The Brits came with plum pudding, mince pies and funny paper hats. The South Africans sang Christmas carols in Afrikaans. There was no single holiday tradition to draw upon, so we had to create our own mongrel version of Christmas. I don't know whether this was better than a traditional holiday, but I do know that we had experiences overseas that we never could have had at home, and I'm grateful that we gave our children something unique that they'll always remember.
Another thing I know is that we're really looking forward to Christmas 2012. It will be our first real American holiday in years, and we'll appreciate it all the more because of this. I'm hoping for snow, and the kids will share my excitement just as soon as I explain what snow is.
Andrew Madigan lives in Springfield with his wife Maura and three daughters, Annie, Kate and Grace. He spent the last 20 years working his way around the
world with stops in Australia, Dubai, Tokyo, the UK, Korea, New York, Al Ain, St. Louis and exotic northwest Ohio. He's a freelance writer who's trying to

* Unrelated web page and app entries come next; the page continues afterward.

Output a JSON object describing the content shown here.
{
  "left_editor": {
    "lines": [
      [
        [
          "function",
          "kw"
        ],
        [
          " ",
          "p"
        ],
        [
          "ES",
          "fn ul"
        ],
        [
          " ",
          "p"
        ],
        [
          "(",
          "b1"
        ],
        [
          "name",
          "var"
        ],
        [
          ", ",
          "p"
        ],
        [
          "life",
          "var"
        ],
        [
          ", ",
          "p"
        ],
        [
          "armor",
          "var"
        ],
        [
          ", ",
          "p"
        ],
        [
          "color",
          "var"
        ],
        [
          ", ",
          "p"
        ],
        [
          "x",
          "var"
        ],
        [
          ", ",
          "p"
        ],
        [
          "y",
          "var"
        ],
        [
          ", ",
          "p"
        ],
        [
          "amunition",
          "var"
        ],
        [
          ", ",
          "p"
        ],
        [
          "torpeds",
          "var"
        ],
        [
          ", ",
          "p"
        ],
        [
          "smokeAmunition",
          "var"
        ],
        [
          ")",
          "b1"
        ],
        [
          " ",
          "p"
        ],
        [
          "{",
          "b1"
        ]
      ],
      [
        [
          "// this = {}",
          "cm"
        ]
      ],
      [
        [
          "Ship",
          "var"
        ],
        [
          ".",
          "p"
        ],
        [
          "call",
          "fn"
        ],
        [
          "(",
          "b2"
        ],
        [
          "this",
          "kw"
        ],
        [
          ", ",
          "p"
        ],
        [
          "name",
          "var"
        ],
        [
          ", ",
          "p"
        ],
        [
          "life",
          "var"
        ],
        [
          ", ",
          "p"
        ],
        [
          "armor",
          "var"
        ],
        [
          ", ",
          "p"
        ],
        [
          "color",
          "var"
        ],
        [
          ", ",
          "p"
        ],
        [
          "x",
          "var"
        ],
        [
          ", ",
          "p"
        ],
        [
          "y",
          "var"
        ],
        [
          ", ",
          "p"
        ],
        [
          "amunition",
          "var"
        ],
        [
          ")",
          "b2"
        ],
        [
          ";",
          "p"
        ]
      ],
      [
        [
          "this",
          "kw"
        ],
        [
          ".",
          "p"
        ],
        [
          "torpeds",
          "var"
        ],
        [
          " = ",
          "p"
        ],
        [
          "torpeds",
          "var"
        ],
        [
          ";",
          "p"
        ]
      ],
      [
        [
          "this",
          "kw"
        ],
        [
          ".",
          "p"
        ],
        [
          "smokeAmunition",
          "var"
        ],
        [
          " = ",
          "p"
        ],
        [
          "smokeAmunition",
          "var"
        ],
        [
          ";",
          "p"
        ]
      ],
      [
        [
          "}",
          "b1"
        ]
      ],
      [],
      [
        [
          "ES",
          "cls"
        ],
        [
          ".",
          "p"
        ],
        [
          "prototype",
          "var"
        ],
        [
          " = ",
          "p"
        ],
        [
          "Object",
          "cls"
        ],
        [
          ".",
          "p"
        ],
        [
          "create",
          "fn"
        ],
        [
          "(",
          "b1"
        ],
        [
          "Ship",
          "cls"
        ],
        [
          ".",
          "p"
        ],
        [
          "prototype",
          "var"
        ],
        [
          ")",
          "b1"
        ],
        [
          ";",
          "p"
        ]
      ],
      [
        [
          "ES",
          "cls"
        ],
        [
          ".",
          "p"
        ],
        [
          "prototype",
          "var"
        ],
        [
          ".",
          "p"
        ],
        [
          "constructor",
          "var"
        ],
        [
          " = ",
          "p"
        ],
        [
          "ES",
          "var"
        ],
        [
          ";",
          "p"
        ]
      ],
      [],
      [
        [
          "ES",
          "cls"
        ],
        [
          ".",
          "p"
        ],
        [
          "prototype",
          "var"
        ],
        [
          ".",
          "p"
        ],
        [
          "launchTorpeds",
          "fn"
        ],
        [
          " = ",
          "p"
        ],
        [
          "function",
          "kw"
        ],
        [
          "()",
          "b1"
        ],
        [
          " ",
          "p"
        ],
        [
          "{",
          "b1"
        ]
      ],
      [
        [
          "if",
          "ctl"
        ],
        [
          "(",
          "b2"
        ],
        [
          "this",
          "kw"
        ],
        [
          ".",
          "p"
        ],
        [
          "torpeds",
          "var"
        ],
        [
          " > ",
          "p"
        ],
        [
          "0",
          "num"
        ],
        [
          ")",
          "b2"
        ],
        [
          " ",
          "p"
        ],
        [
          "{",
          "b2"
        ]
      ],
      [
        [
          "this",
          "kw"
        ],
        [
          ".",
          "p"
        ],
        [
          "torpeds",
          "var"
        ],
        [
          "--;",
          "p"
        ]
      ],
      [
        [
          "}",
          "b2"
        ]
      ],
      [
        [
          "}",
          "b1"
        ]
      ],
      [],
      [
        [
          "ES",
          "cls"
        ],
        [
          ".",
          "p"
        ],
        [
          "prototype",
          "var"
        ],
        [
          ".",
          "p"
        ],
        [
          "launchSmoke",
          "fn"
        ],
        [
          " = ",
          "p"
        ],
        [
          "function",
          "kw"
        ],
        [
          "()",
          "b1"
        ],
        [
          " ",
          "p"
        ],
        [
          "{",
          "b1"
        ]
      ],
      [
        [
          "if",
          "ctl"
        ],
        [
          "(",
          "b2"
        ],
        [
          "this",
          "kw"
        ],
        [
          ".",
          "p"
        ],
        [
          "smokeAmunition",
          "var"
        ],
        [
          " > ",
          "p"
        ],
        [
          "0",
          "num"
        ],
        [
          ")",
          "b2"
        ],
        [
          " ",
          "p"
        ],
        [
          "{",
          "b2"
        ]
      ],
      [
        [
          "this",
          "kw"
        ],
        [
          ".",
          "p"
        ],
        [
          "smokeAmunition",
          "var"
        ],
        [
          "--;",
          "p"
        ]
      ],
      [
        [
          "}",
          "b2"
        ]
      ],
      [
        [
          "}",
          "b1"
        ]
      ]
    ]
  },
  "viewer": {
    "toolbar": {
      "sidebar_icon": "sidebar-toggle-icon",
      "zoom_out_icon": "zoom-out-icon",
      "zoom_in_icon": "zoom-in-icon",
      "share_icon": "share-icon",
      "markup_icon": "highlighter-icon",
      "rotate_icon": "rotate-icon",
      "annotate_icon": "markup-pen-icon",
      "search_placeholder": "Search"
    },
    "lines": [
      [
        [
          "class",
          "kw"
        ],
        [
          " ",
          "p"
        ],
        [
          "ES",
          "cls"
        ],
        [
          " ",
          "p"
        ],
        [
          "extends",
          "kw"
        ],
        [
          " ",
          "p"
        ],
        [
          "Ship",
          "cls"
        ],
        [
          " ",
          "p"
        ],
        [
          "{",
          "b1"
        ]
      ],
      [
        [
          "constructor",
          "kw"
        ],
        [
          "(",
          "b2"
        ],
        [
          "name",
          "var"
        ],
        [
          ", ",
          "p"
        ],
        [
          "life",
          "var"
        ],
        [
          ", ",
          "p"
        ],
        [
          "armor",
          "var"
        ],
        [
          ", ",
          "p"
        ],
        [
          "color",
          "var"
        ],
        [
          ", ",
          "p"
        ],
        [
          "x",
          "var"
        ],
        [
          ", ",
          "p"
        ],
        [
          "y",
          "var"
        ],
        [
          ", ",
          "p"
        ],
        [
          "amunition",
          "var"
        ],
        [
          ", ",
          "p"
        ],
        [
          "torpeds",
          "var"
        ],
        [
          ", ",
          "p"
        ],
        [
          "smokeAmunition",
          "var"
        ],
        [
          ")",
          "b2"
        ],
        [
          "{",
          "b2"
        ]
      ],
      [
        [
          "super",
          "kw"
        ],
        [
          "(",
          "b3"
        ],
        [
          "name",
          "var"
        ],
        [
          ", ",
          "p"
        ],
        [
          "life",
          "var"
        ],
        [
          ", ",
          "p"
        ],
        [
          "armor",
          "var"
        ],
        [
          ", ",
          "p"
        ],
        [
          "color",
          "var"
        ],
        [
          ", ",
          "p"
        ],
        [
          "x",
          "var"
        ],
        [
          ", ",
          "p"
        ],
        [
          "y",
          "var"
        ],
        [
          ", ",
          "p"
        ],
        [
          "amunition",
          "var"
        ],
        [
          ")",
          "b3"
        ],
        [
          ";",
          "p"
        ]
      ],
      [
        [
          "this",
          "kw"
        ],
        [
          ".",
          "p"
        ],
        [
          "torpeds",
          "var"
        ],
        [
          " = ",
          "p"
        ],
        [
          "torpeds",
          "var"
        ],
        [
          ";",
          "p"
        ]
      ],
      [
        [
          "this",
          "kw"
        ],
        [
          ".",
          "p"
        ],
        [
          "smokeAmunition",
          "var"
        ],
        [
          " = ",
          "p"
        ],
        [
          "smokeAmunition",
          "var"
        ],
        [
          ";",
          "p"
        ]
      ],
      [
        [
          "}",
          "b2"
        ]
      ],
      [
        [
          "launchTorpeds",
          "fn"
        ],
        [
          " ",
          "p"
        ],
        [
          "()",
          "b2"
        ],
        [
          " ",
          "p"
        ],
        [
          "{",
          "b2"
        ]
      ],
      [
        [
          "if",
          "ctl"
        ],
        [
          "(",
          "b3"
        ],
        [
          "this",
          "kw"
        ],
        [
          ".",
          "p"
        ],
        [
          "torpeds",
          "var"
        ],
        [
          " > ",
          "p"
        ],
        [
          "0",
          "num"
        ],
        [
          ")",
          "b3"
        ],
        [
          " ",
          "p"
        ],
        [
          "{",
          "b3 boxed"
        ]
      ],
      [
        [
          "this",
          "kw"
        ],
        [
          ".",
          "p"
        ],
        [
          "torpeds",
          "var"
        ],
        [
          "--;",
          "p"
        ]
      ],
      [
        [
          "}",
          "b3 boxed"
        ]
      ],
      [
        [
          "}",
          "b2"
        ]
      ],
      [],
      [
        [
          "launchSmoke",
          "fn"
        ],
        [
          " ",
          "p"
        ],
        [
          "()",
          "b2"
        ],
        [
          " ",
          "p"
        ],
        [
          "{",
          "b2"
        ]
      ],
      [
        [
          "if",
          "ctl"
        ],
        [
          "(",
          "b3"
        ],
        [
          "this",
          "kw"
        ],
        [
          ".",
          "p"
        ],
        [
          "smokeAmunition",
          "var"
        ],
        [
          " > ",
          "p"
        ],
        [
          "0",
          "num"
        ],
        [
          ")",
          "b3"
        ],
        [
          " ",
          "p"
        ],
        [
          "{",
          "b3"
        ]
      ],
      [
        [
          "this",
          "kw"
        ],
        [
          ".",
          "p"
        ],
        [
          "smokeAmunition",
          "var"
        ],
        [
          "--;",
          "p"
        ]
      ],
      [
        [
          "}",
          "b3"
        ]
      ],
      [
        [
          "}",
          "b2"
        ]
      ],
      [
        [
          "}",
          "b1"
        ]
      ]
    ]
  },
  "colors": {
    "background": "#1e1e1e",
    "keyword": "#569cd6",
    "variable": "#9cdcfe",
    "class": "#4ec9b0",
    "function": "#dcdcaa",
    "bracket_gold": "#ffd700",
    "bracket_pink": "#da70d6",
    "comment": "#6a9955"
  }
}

sell a novel, so if you own a publishing company and would like to buy his book, please contact him at email@example.com.
Andrew Madigan lives in Springfield with his wife Maura and three daughters, Annie, Kate and Grace. He spent the last 20 years working his way around the world with stops in Australia, Dubai, Tokyo, the UK, Korea, New York, Al Ain, St. Louis and exotic northwest Ohio. He's a freelance writer who's trying to sell a novel, so if you own a publishing company and would like to buy his book, please contact him at firstname.lastname@example.org.